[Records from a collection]
────

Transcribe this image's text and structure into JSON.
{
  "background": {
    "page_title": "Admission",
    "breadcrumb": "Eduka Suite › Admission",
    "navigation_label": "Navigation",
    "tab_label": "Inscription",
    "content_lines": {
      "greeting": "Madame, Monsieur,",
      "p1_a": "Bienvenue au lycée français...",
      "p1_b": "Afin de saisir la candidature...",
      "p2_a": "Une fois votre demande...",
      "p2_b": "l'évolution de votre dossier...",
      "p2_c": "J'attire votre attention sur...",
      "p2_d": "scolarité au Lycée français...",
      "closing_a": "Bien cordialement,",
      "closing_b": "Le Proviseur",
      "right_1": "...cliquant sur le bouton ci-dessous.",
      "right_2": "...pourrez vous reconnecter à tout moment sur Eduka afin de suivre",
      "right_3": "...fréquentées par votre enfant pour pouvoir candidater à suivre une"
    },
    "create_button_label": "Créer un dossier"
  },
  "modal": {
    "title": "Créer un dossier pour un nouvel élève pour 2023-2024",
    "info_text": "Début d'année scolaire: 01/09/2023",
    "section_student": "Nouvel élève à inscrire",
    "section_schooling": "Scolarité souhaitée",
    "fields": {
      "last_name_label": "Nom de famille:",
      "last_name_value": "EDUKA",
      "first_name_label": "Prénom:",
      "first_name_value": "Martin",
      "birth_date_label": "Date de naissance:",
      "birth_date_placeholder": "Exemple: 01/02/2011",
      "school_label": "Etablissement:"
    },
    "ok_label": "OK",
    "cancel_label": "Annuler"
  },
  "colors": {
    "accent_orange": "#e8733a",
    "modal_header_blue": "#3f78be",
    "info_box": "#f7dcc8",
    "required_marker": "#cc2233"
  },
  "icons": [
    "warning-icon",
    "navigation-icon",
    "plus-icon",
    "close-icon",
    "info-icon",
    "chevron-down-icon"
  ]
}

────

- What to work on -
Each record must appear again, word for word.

- Answer to this problem -
Transcribe this image's text and structure into JSON.
{
  "background": {
    "page_title": "Admission",
    "breadcrumb": "Eduka Suite › Admission",
    "navigation_label": "Navigation",
    "tab_label": "Inscription",
    "content_lines": {
      "greeting": "Madame, Monsieur,",
      "p1_a": "Bienvenue au lycée français...",
      "p1_b": "Afin de saisir la candidature...",
      "p2_a": "Une fois votre demande...",
      "p2_b": "l'évolution de votre dossier...",
      "p2_c": "J'attire votre attention sur...",
      "p2_d": "scolarité au Lycée français...",
      "closing_a": "Bien cordialement,",
      "closing_b": "Le Proviseur",
      "right_1": "...cliquant sur le bouton ci-dessous.",
      "right_2": "...pourrez vous reconnecter à tout moment sur Eduka afin de suivre",
      "right_3": "...fréquentées par votre enfant pour pouvoir candidater à suivre une"
    },
    "create_button_label": "Créer un dossier"
  },
  "modal": {
    "title": "Créer un dossier pour un nouvel élève pour 2023-2024",
    "info_text": "Début d'année scolaire: 01/09/2023",
    "section_student": "Nouvel élève à inscrire",
    "section_schooling": "Scolarité souhaitée",
    "fields": {
      "last_name_label": "Nom de famille:",
      "last_name_value": "EDUKA",
      "first_name_label": "Prénom:",
      "first_name_value": "Martin",
      "birth_date_label": "Date de naissance:",
      "birth_date_placeholder": "Exemple: 01/02/2011",
      "school_label": "Etablissement:"
    },
    "ok_label": "OK",
    "cancel_label": "Annuler"
  },
  "colors": {
    "accent_orange": "#e8733a",
    "modal_header_blue": "#3f78be",
    "info_box": "#f7dcc8",
    "required_marker": "#cc2233"
  },
  "icons": [
    "warning-icon",
    "navigation-icon",
    "plus-icon",
    "close-icon",
    "info-icon",
    "chevron-down-icon"
  ]
}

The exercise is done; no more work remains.